How Early Detection Helped Me Survive Breast Cancer
By Beth Harlor, Director of Regional Design, Bayer Consumer Health
October is Breast Cancer Awareness month — a time to educate women about breast cancer and raise awareness of risk factors. According to the American Cancer Society, about 1 in 8 U.S. women will develop invasive breast cancer over the course of her lifetime. Additionally, breast cancer is the most commonly diagnosed cancer among American women.
As a breast cancer survivor, I want to use this opportunity to share my personal story and the importance of screenings for early detection.
I’ve always been diligent about taking care of myself and staying on top of annual routine exams. So, when we moved to New Jersey in the fall of 2019, I began the arduous task of finding new doctors, dentists, dermatologists, etc. If you have never had to do this, consider yourself lucky!
Once I identified my doctors, I began scheduling my routine exams. When I went in for my mammogram, there was nothing unusual. It was the same old routine. But this time, I was asked to wait to speak with the radiologist. I didn’t think anything of it. Maybe a New Jersey thing?
I don’t remember ever receiving bad news or results from tests in my past. When they found a “suspicious mass” on my left breast, it was not that surprising. Some families have a history of heart disease. Mine has a history of cancer, especially breast cancer. My paternal grandmother and two aunts were all diagnosed with breast cancer, as well as my sister. On top of that, my dad died of lymphoma, and my mom is a lung cancer survivor. So, you can understand why it really didn’t come as a shocker to me.
I was a diligent patient and scheduled my biopsy that confirmed it was DCIS, or ductal carcinoma in situ, which means the cells that line the milk ducts of the breast have become cancer, but they have not spread into surrounding breast tissue. On a side note, the biopsy was probably the most painful thing I have ever experienced in my life, which includes the natural childbirth of a 10 lb. baby. Nevertheless, with the help of smelling salts, I prevailed.
Once confirmed, my husband and I shared the news with our children, family and friends, who all expressed their concern, support, and certainty of a positive outcome.
After some research and many recommendations, I chose to receive my care and treatment at Memorial Sloan Kettering (MSK). I was fortunate that we were now living in New Jersey, which provided me access to the best cancer center in the country, which I wouldn’t have had if I still lived in Ohio. One of those blessings in disguise!
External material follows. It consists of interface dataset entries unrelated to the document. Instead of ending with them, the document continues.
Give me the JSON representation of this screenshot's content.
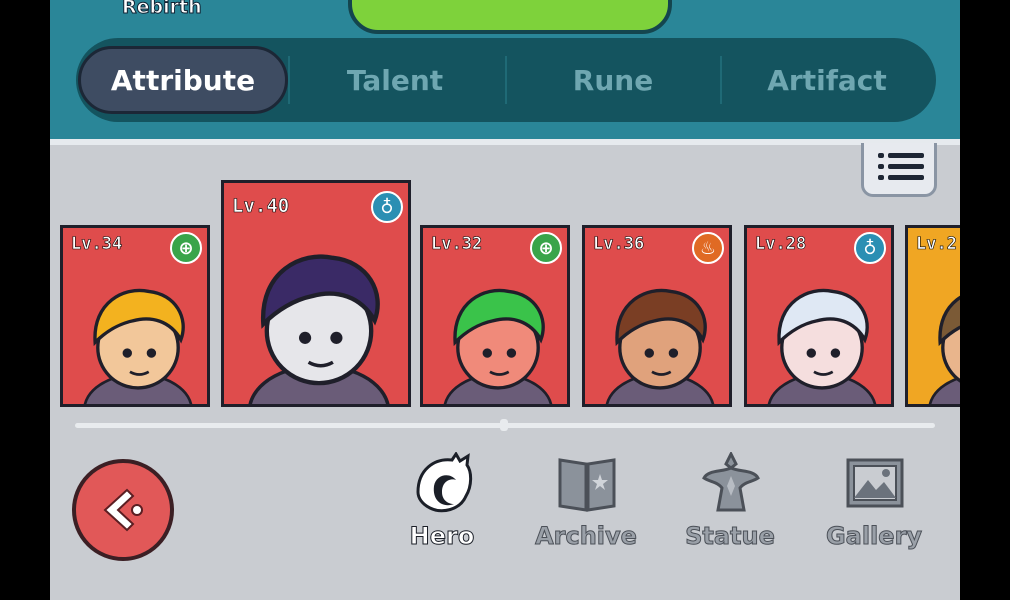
{
  "header": {
    "rebirth_label": "Rebirth"
  },
  "tabs": [
    {
      "label": "Attribute",
      "active": true
    },
    {
      "label": "Talent",
      "active": false
    },
    {
      "label": "Rune",
      "active": false
    },
    {
      "label": "Artifact",
      "active": false
    }
  ],
  "heroes": [
    {
      "level": "Lv.34",
      "badge_icon": "nature-icon",
      "badge_color": "#39a44a",
      "frame": "red",
      "skin": "#f2c79a",
      "hair": "#f3b21f"
    },
    {
      "level": "Lv.40",
      "badge_icon": "water-icon",
      "badge_color": "#2b8fb3",
      "frame": "red",
      "skin": "#e6e6ea",
      "hair": "#3a2a66"
    },
    {
      "level": "Lv.32",
      "badge_icon": "nature-icon",
      "badge_color": "#39a44a",
      "frame": "red",
      "skin": "#f08a7a",
      "hair": "#3ac34a"
    },
    {
      "level": "Lv.36",
      "badge_icon": "fire-icon",
      "badge_color": "#e06a24",
      "frame": "red",
      "skin": "#e0a27c",
      "hair": "#7a3e24"
    },
    {
      "level": "Lv.28",
      "badge_icon": "water-icon",
      "badge_color": "#2b8fb3",
      "frame": "red",
      "skin": "#f5dede",
      "hair": "#dfe8f4"
    },
    {
      "level": "Lv.2",
      "badge_icon": "",
      "badge_color": "",
      "frame": "gold",
      "skin": "#e9b58c",
      "hair": "#7b5a36"
    }
  ],
  "nav": [
    {
      "label": "Hero",
      "icon": "hero-icon",
      "active": true
    },
    {
      "label": "Archive",
      "icon": "book-icon",
      "active": false
    },
    {
      "label": "Statue",
      "icon": "statue-icon",
      "active": false
    },
    {
      "label": "Gallery",
      "icon": "gallery-icon",
      "active": false
    }
  ]
}
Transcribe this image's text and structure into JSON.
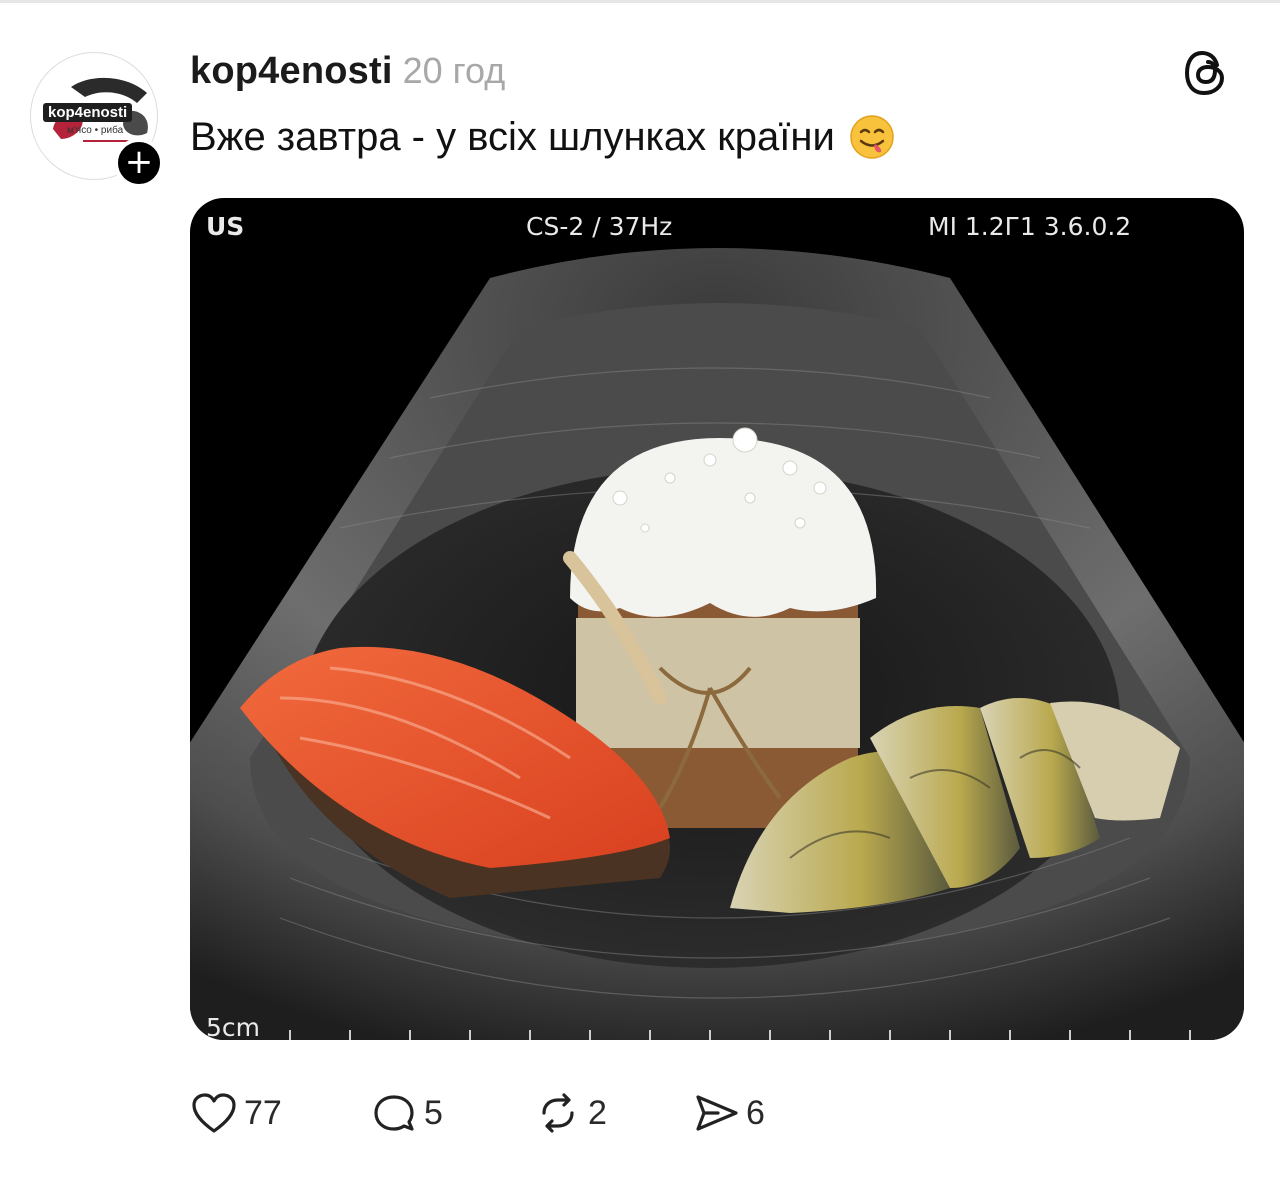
{
  "post": {
    "username": "kop4enosti",
    "timestamp": "20 год",
    "caption": "Вже завтра - у всіх шлунках країни",
    "avatar_logo": "kop4enosti",
    "avatar_tagline": "м'ясо • риба"
  },
  "media": {
    "top_left_label": "US",
    "mode_label": "CS-2 / 37Hz",
    "mi_label": "MI 1.2Г1 3.6.0.2",
    "scale_label": "5cm"
  },
  "actions": {
    "likes": "77",
    "replies": "5",
    "reposts": "2",
    "shares": "6"
  },
  "icons": {
    "threads": "threads-logo-icon",
    "follow": "plus-icon",
    "like": "heart-icon",
    "reply": "speech-bubble-icon",
    "repost": "repost-icon",
    "share": "paper-plane-icon",
    "emoji": "face-savoring-food-emoji"
  }
}
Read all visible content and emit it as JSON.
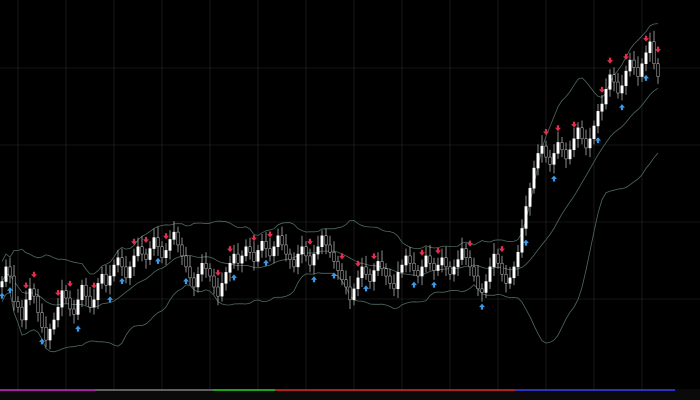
{
  "chart_data": {
    "type": "candlestick",
    "title": "",
    "xlabel": "",
    "ylabel": "",
    "grid": true,
    "legend": "none",
    "colors": {
      "background": "#000000",
      "bull_body": "#ffffff",
      "bear_body": "#000000",
      "wick": "#c8c8c8",
      "bands": "#4f6b5f",
      "grid": "#2a2a2a",
      "sell_arrow": "#e0304e",
      "buy_arrow": "#3a9ae8"
    },
    "ylim": [
      0,
      400
    ],
    "x": [
      1,
      2,
      3,
      4,
      5,
      6,
      7,
      8,
      9,
      10,
      11,
      12,
      13,
      14,
      15,
      16,
      17,
      18,
      19,
      20,
      21,
      22,
      23,
      24,
      25,
      26,
      27,
      28,
      29,
      30,
      31,
      32,
      33,
      34,
      35,
      36,
      37,
      38,
      39,
      40,
      41,
      42,
      43,
      44,
      45,
      46,
      47,
      48,
      49,
      50,
      51,
      52,
      53,
      54,
      55,
      56,
      57,
      58,
      59,
      60,
      61,
      62,
      63,
      64,
      65,
      66,
      67,
      68,
      69,
      70,
      71,
      72,
      73,
      74,
      75,
      76,
      77,
      78,
      79,
      80,
      81,
      82,
      83,
      84,
      85,
      86,
      87,
      88,
      89,
      90,
      91,
      92,
      93,
      94,
      95,
      96,
      97,
      98,
      99,
      100,
      101,
      102,
      103,
      104,
      105,
      106,
      107,
      108,
      109,
      110,
      111,
      112,
      113,
      114,
      115,
      116,
      117,
      118,
      119,
      120,
      121,
      122,
      123,
      124,
      125,
      126,
      127,
      128,
      129,
      130,
      131,
      132,
      133,
      134,
      135,
      136,
      137,
      138,
      139,
      140,
      141,
      142,
      143,
      144,
      145,
      146,
      147,
      148,
      149,
      150,
      151,
      152,
      153,
      154,
      155,
      156,
      157,
      158,
      159,
      160,
      161,
      162,
      163,
      164,
      165
    ],
    "close": [
      112,
      128,
      118,
      90,
      84,
      70,
      92,
      104,
      96,
      78,
      62,
      48,
      60,
      70,
      84,
      102,
      94,
      82,
      76,
      92,
      108,
      96,
      84,
      92,
      110,
      120,
      108,
      118,
      130,
      138,
      128,
      116,
      128,
      140,
      150,
      142,
      136,
      148,
      160,
      150,
      138,
      146,
      158,
      166,
      152,
      140,
      128,
      116,
      106,
      120,
      132,
      126,
      118,
      106,
      96,
      110,
      122,
      132,
      142,
      132,
      140,
      150,
      144,
      134,
      146,
      156,
      148,
      140,
      150,
      162,
      152,
      142,
      136,
      128,
      142,
      150,
      140,
      130,
      142,
      150,
      162,
      152,
      144,
      134,
      124,
      114,
      106,
      92,
      104,
      116,
      128,
      120,
      112,
      124,
      134,
      126,
      118,
      110,
      104,
      122,
      130,
      140,
      132,
      124,
      118,
      128,
      140,
      132,
      124,
      130,
      138,
      128,
      120,
      128,
      136,
      148,
      138,
      128,
      118,
      104,
      100,
      112,
      128,
      142,
      132,
      120,
      110,
      116,
      128,
      144,
      170,
      194,
      214,
      236,
      252,
      260,
      248,
      240,
      252,
      264,
      256,
      246,
      256,
      268,
      280,
      268,
      258,
      268,
      282,
      298,
      306,
      322,
      338,
      330,
      318,
      326,
      342,
      354,
      346,
      336,
      350,
      362,
      374,
      350,
      336
    ],
    "sell_signals": [
      7,
      9,
      15,
      18,
      24,
      34,
      37,
      42,
      55,
      58,
      64,
      68,
      78,
      86,
      90,
      94,
      106,
      110,
      118,
      126,
      137,
      140,
      144,
      151,
      153,
      157,
      162,
      166
    ],
    "buy_signals": [
      1,
      3,
      11,
      20,
      28,
      31,
      40,
      47,
      59,
      67,
      79,
      84,
      92,
      104,
      109,
      121,
      132,
      139,
      150,
      156,
      162
    ]
  }
}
I was fortunate to have caught my cancer early, so the treatment plan included surgery and radiation unless I carried the BRCA gene, which would result in a double mastectomy. It was at this point when I began to get nervous. The test results took longer than I expected. I was in Cancun with friends when I received the news that I did not carry the gene. It was such a huge relief! I was now able to enjoy my vacation and celebrate!
My first surgery was on St. Patrick’s Day 2020. I’m not Irish, so it didn’t have any real significance, except it is an easy day to remember. I wasn’t worried about the surgery since I had plenty of surgeries before, but what was discouraging was that I had to go it alone. It was the beginning of the pandemic. The hospital did not allow visitors in the building, only the patient. That was not ideal, but what are you going to do? The surgeon, nurses and staff were exceptional, and everything went as planned. Well, kind of.
It appeared that my margins were not cleared. So, a month later, I had a second surgery to ensure that the margins were indeed clear. Sadly, I also had to have another biopsy, which was not any better than the first! Once my incisions healed, I began radiation every Monday through Friday for six weeks at MSK. It went by fast and I did not miss a beat.
I consider myself blessed to work at Bayer and have the support of my manager, team and colleagues to help me through it all. I’m happy to say that I just had a “clean” mammogram in May and look forward to many more in the future.
Each person and diagnosis are different, so I can only offer what worked for me. Remain optimistic and know that this is not going to last forever. There is going to be an end to the pain, treatment and cancer. Accept help. People genuinely want to help if they offer, so let them. Talk about it with those you feel comfortable with. The more who know about your situation, the greater the understanding and support you will receive.
And lastly, keep the faith.